═══ GIVEN ENTRIES ═══

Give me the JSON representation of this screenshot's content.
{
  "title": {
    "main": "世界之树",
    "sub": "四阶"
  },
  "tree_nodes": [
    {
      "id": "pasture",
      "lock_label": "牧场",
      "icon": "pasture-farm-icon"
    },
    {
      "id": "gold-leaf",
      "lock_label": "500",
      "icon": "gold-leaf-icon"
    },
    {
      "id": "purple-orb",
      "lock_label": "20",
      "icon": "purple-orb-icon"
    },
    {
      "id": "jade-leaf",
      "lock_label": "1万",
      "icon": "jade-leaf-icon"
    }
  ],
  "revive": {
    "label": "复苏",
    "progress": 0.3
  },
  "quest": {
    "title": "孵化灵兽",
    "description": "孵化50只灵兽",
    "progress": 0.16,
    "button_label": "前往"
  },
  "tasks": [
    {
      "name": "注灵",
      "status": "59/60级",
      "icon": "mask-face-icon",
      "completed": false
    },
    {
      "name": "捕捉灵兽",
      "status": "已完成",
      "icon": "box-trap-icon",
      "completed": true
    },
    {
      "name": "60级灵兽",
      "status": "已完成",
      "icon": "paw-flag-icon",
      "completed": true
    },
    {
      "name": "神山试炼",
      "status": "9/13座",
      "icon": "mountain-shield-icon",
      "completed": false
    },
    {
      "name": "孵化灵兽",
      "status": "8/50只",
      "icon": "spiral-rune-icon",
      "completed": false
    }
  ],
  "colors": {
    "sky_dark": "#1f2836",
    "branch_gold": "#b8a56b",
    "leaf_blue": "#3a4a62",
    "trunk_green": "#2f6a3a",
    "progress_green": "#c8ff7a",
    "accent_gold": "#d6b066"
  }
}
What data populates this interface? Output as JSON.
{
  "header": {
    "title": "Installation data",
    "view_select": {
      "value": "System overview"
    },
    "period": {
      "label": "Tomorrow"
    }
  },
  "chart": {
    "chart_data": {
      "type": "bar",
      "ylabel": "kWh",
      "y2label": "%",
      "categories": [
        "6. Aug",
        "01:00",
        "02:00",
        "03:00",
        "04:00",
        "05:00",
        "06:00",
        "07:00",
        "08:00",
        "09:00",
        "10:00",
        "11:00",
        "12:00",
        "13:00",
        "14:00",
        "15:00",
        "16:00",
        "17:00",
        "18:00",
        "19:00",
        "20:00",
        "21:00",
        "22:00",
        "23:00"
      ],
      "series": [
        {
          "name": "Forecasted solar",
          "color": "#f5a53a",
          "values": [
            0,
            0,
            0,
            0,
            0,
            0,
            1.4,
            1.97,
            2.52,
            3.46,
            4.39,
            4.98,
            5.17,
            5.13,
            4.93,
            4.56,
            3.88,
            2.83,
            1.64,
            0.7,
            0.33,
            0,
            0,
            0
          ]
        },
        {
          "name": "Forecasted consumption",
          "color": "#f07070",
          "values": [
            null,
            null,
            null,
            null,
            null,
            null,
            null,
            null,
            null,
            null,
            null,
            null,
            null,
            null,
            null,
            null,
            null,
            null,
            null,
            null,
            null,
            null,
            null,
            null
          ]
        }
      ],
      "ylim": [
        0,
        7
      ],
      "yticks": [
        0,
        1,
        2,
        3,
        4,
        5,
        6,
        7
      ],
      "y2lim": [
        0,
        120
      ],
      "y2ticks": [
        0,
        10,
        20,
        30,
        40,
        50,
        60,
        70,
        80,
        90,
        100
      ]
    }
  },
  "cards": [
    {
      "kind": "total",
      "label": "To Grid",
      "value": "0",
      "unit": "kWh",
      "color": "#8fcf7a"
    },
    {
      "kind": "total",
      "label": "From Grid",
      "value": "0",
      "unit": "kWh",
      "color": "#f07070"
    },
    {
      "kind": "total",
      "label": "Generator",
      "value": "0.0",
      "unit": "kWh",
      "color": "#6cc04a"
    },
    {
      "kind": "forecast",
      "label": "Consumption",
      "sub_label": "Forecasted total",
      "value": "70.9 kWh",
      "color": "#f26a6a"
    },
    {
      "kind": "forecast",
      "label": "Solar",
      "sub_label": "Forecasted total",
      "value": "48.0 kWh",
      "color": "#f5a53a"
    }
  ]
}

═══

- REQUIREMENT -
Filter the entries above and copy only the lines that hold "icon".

- ANSWER TO THIS TASK -
      "icon": "pasture-farm-icon"
      "icon": "gold-leaf-icon"
      "icon": "purple-orb-icon"
      "icon": "jade-leaf-icon"
      "icon": "mask-face-icon",
      "icon": "box-trap-icon",
      "icon": "paw-flag-icon",
      "icon": "mountain-shield-icon",
      "icon": "spiral-rune-icon",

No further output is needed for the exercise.